Required action: Find the line containing "Decode this image". Retype it and every line after it through the end of the entries, exactly as written, with nothing added.

Data to examine:
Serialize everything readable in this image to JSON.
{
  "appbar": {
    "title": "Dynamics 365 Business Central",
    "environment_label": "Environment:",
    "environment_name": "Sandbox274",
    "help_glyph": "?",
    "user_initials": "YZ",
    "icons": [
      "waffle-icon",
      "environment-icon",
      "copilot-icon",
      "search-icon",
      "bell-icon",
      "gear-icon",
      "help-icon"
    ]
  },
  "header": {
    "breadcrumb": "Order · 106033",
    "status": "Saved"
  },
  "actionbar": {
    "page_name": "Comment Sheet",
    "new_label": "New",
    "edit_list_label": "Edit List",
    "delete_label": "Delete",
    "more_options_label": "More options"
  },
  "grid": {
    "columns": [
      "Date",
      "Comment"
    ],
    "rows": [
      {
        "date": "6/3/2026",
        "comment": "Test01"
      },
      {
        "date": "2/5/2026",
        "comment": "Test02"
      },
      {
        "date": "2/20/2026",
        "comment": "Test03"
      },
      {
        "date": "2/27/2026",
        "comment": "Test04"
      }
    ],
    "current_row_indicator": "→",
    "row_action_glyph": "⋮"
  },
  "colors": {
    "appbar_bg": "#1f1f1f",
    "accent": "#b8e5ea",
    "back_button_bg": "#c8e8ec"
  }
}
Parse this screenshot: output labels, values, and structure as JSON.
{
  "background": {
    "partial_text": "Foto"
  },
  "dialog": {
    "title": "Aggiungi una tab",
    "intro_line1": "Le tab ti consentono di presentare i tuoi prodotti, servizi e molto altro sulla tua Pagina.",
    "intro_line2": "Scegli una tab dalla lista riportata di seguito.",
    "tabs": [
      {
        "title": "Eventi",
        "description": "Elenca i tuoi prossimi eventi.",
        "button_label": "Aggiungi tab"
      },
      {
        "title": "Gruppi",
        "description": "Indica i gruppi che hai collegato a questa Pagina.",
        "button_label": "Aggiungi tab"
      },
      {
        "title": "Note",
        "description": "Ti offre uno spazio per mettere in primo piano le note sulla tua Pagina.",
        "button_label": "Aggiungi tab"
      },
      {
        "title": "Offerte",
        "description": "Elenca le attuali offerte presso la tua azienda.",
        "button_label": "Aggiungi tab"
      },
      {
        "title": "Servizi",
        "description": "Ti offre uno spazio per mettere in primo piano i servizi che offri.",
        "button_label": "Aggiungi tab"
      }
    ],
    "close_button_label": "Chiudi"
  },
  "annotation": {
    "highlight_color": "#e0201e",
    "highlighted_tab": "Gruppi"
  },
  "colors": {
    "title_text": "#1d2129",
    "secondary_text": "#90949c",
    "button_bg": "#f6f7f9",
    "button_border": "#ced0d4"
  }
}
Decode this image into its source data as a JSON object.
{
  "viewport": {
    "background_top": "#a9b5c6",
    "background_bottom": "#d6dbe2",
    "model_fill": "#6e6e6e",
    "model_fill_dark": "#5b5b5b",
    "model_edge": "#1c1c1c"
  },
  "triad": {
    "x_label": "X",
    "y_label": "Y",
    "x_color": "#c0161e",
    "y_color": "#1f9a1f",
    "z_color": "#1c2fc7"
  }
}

Reply:
Decode this image into its source data as a JSON object.
{
  "viewport": {
    "background_top": "#a9b5c6",
    "background_bottom": "#d6dbe2",
    "model_fill": "#6e6e6e",
    "model_fill_dark": "#5b5b5b",
    "model_edge": "#1c1c1c"
  },
  "triad": {
    "x_label": "X",
    "y_label": "Y",
    "x_color": "#c0161e",
    "y_color": "#1f9a1f",
    "z_color": "#1c2fc7"
  }
}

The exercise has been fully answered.